How Big is Your Bird's Cage?

How Big is Your Bird's Cage?
One of the most common problems in parrot-keeping today is not providing our feathered friends with the size of cage they need. Housing a bird in an undersized cage can lead to all of the worst behavioral problems found in pet birds: screaming, phobic behavior, biting and aggression, and feather plucking.

A common misconception is that a cage is a place of confinement. We do not think of a cage as a place of confinement but as a home and comfort zone, similar to the way we view our own homes. This is where the food is kept and where the familiar water bottle hangs. When a parrot is under stress, you will probably notice that he or she is most relieved when returned to its cage. Pet birds spend a vast majority of their time housed within these four walls. Just think, if you just take the amount of time you are not at home (when the bird should not be left out of its cage) and add it to the number of hours the bird needs to rest and sleep (at least 12), the average bird will be in its cage at least twenty hours a day and sometimes more. Leaving the bird's door open or not confining a bird at all is extremely dangerous and totally unacceptable. A person is inviting disaster when ignoring this important rule of thumb.

The reasons a bird needs a cage are many. First of all, they need a wide variety of perches to keep their legs and feet properly exercised. They need different textures as well as different diameters. It is very difficult to provide a bird with adequate perches on a playpen. Even if you are able to provide them, the parrot will spend the vast majority of its time on the highest perch. When the bird is in its cage, it is more secure and comfortable and will use all of its perches at some point in the course of a day, not just the highest one. At the very least your bird will play with different toys and venture to its food and water sources. Also, when the bird is on the top perch of a playpen, where are the toys hanging? You could tie one to a rope connected to the high perch but it tends to get pooped on, and even then it is only one toy. They need a variety of toys just like they need a variety of perches. For the sake of argument, let's assume the parrot had all the proper perches and toys in a playpen setting and actually used them. It's not completely unheard of, but it begs the question: Where is the bird getting its water? All parrots should be drinking from water bottles, not water bowls, and I have yet to see a playpen with an apparatus to support a drinking bottle. If you would like more information on water bottles, Dr. Greg has written an article that can be [read on our site]. The point is, it is impossible to provide a pet bird with a proper, safe, and comfortable living environment without a cage.
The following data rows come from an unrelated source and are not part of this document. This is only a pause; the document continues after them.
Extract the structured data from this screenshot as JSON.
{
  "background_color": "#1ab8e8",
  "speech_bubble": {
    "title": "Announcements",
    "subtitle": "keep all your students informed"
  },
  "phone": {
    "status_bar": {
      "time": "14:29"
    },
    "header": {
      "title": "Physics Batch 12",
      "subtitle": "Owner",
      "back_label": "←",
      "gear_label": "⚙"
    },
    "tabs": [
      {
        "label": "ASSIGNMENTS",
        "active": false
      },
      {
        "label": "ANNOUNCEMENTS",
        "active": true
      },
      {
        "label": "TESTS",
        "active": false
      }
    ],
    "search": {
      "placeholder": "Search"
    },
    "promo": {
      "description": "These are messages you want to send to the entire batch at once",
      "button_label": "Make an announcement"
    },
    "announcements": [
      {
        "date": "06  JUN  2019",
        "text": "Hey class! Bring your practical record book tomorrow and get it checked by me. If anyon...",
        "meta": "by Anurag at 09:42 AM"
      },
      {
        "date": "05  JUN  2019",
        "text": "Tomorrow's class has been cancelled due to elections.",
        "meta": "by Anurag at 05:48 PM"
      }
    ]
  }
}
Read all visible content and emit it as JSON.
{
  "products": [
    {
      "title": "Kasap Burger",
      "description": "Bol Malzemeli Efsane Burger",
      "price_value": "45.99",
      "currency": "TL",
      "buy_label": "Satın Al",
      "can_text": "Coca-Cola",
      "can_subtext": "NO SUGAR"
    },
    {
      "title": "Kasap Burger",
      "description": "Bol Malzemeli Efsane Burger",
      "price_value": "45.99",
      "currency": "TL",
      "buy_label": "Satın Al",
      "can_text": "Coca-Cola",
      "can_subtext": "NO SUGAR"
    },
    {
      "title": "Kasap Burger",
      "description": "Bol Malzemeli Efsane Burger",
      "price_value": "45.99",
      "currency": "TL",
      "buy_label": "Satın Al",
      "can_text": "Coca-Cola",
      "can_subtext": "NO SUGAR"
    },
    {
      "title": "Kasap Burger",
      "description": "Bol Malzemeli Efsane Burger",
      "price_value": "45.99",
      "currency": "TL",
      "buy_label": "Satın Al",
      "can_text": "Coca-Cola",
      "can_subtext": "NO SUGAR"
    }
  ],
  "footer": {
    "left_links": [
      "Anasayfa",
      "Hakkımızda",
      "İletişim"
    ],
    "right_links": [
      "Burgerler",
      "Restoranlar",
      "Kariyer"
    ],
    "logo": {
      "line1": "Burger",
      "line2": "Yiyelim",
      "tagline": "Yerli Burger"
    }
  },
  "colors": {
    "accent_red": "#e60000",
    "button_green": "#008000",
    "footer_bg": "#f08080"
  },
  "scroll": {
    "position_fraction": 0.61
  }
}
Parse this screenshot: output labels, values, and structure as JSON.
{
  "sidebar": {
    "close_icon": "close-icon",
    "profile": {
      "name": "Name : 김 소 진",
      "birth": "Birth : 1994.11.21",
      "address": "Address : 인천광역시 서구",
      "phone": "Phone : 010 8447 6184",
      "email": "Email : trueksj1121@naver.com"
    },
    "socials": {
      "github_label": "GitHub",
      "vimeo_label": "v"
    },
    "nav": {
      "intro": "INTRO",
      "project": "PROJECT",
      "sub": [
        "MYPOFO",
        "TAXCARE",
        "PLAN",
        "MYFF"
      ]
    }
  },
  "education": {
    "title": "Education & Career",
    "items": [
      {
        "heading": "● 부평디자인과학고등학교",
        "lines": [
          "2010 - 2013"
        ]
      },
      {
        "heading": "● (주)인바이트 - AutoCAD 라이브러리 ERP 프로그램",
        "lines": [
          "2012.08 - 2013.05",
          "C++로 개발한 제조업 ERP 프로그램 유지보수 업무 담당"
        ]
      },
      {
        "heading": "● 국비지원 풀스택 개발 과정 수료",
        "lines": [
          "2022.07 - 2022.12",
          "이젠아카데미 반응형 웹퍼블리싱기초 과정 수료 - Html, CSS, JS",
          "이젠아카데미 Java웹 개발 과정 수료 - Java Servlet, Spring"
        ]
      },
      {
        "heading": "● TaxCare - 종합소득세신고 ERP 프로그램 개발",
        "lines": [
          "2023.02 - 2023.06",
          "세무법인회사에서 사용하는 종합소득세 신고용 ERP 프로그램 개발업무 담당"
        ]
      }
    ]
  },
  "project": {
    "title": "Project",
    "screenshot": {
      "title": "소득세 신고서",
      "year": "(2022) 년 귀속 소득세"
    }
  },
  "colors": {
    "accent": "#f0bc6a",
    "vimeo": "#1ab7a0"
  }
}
The most obvious consideration when selecting a cage is the size of the bird. Parrots need to be able to flap their wings and stretch them out to full wingspan. A factor that often gets overlooked when looking at cages is that these cages will be occupied by not only the parrot but also food bowls, three to four perches, at least three toys and with whatever else the owner decides to spoil the bird. These objects, while absolutely necessary, dramatically cut down the amount of open space in the cage.

Another important determinant is the bird's activity level. You will notice some discrepancies between birds and the size of the cage required. A good example is a parrotlet. If you have ever spent time around parrotlets, you know that they rarely stop to catch their breath. They are very playful and are rarely in a state of rest. For these reasons, they need a larger sized cage than the slightly larger budgie that has only a moderate activity level.

Round cages cannot be used. They do not give your pet a point of reference and will can lead psychological problems. Also, the vast majority of commercial parrot products are not made to attach to a curved surface.

If you are having any problems with your parrot, look closely at its cage size. This is often the root of many different problems. If you currently have a cage that is too small, use the suggestions below as guidelines and you will be on your way to an improved relationship with your pet bird!

Minimum Cage Size and Maximum Bar Spacing
  • Budgies Parrotlets, Lovebirds - 18"x18" with 1/2"
  • Cockatiels - 20" x 20" with 1/2" or 5/8"
  • Small Poicephalus,Conures, Ring-necked Parakeets - 22" x 24" with 5/8" or 3/4"
  • Caiques, Timnehs, Pionus, Jardine's, Small Mini Macaws - 24" x 24" with 3/4" or 1"
  • Small Amazons, African Greys - 32" x 23" with 1" or 1 1/4"
  • Mini Macaws, Cockatoos and Amazons - 36" x 24" with 1" or 1 1/2"
  • Large Macaws, Large Cockatoos - 3' x 4' with 1 or 1 1/2"

  • If your bird was not listed, find one of similar size and use that as a base but be sure to take into account the activity level of the species.